Website and app data records
*** Begin section ***

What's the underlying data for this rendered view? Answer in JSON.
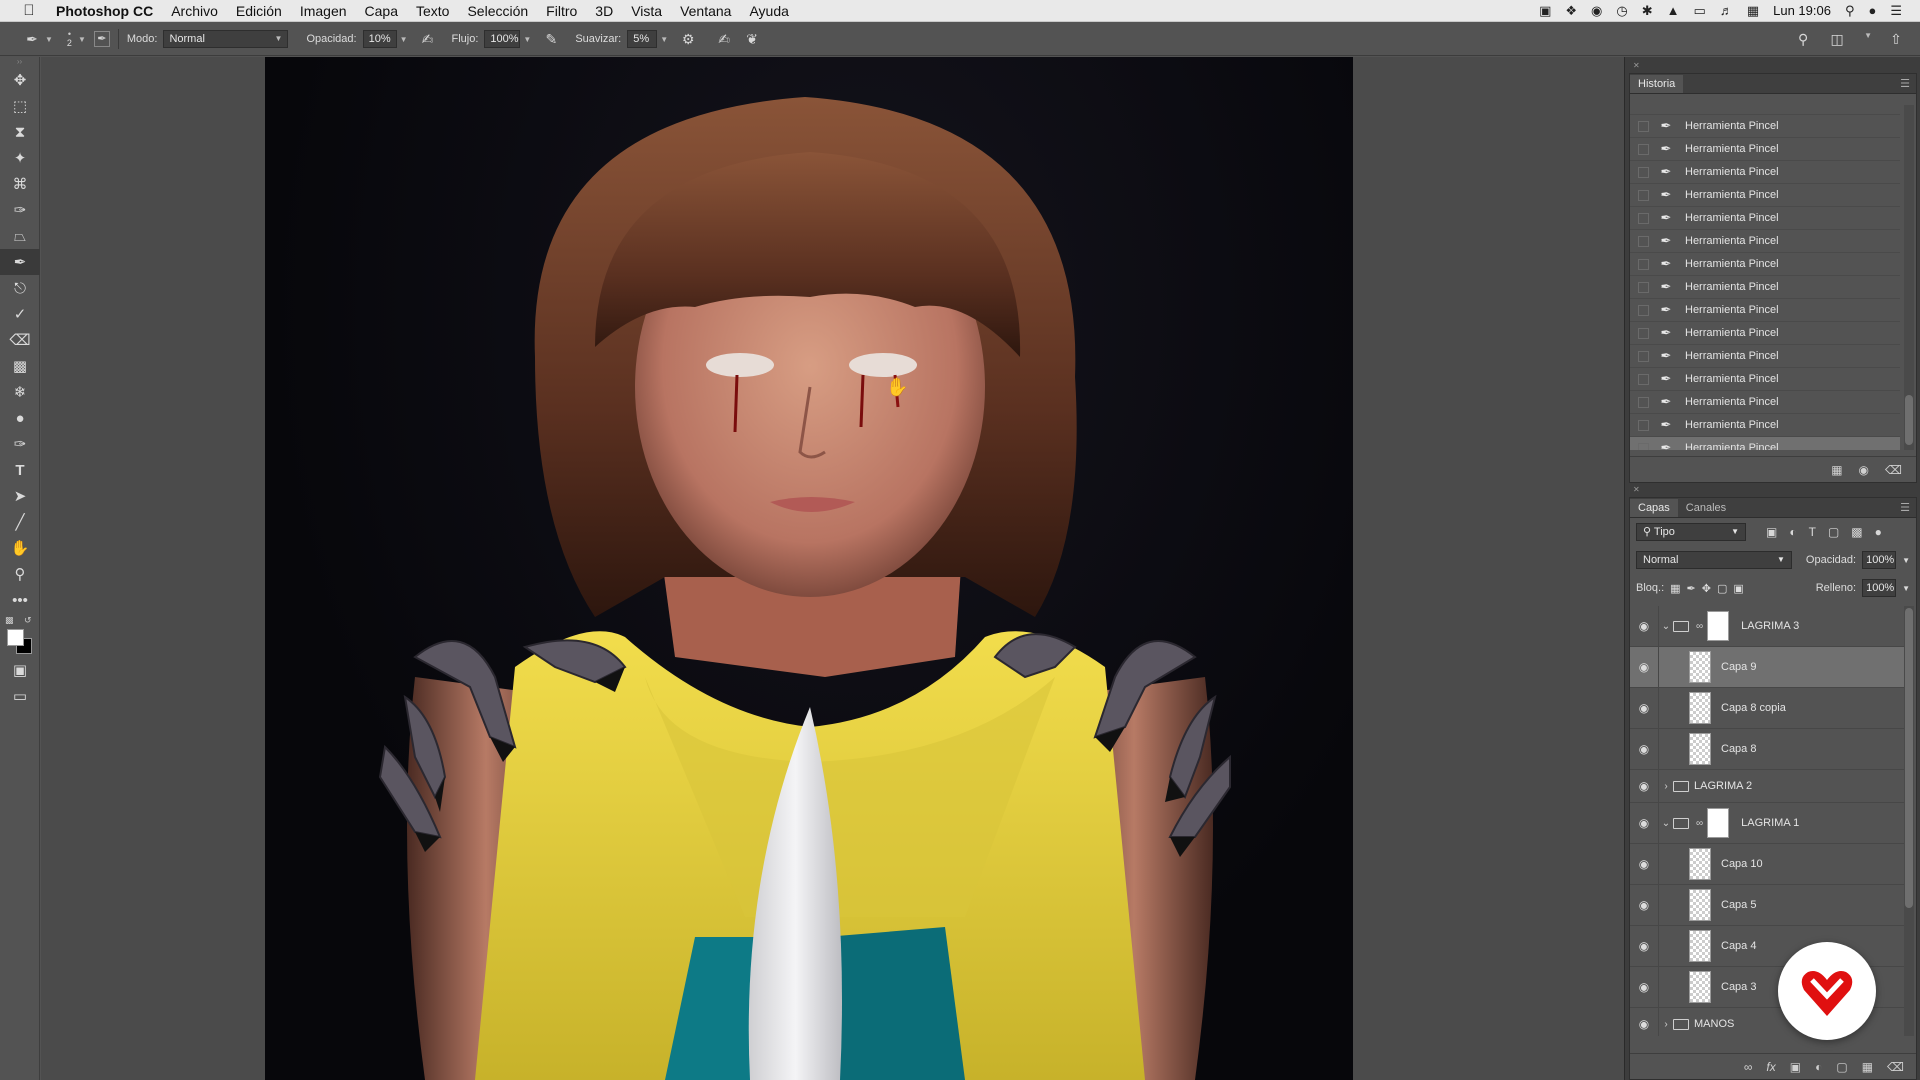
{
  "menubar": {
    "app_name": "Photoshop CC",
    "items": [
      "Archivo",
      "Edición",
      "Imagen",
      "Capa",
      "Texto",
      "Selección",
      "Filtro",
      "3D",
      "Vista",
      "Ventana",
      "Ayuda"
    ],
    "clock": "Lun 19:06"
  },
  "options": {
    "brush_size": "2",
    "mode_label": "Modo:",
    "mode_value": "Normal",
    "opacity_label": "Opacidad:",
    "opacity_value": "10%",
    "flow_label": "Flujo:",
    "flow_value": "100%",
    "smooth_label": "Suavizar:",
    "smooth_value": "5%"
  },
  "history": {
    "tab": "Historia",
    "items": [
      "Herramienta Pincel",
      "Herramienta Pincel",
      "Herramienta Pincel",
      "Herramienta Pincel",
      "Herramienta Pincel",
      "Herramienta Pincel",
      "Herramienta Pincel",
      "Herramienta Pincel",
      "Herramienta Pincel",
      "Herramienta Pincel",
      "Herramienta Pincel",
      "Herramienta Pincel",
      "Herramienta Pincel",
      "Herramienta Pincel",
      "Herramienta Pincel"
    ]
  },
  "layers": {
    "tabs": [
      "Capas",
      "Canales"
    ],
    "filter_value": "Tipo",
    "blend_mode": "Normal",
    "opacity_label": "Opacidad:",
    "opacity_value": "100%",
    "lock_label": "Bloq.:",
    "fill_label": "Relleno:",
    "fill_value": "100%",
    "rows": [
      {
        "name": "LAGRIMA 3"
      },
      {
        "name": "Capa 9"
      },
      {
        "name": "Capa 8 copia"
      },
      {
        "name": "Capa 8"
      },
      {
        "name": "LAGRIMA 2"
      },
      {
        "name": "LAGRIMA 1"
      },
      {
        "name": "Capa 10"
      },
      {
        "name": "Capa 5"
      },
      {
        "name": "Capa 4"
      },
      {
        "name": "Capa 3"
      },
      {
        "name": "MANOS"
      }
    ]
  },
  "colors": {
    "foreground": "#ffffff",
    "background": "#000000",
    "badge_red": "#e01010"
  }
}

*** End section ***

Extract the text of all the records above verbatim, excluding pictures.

What's the underlying data for this rendered view? Answer in JSON.
{
  "menubar": {
    "app_name": "Photoshop CC",
    "items": [
      "Archivo",
      "Edición",
      "Imagen",
      "Capa",
      "Texto",
      "Selección",
      "Filtro",
      "3D",
      "Vista",
      "Ventana",
      "Ayuda"
    ],
    "clock": "Lun 19:06"
  },
  "options": {
    "brush_size": "2",
    "mode_label": "Modo:",
    "mode_value": "Normal",
    "opacity_label": "Opacidad:",
    "opacity_value": "10%",
    "flow_label": "Flujo:",
    "flow_value": "100%",
    "smooth_label": "Suavizar:",
    "smooth_value": "5%"
  },
  "history": {
    "tab": "Historia",
    "items": [
      "Herramienta Pincel",
      "Herramienta Pincel",
      "Herramienta Pincel",
      "Herramienta Pincel",
      "Herramienta Pincel",
      "Herramienta Pincel",
      "Herramienta Pincel",
      "Herramienta Pincel",
      "Herramienta Pincel",
      "Herramienta Pincel",
      "Herramienta Pincel",
      "Herramienta Pincel",
      "Herramienta Pincel",
      "Herramienta Pincel",
      "Herramienta Pincel"
    ]
  },
  "layers": {
    "tabs": [
      "Capas",
      "Canales"
    ],
    "filter_value": "Tipo",
    "blend_mode": "Normal",
    "opacity_label": "Opacidad:",
    "opacity_value": "100%",
    "lock_label": "Bloq.:",
    "fill_label": "Relleno:",
    "fill_value": "100%",
    "rows": [
      {
        "name": "LAGRIMA 3"
      },
      {
        "name": "Capa 9"
      },
      {
        "name": "Capa 8 copia"
      },
      {
        "name": "Capa 8"
      },
      {
        "name": "LAGRIMA 2"
      },
      {
        "name": "LAGRIMA 1"
      },
      {
        "name": "Capa 10"
      },
      {
        "name": "Capa 5"
      },
      {
        "name": "Capa 4"
      },
      {
        "name": "Capa 3"
      },
      {
        "name": "MANOS"
      }
    ]
  },
  "colors": {
    "foreground": "#ffffff",
    "background": "#000000",
    "badge_red": "#e01010"
  }
}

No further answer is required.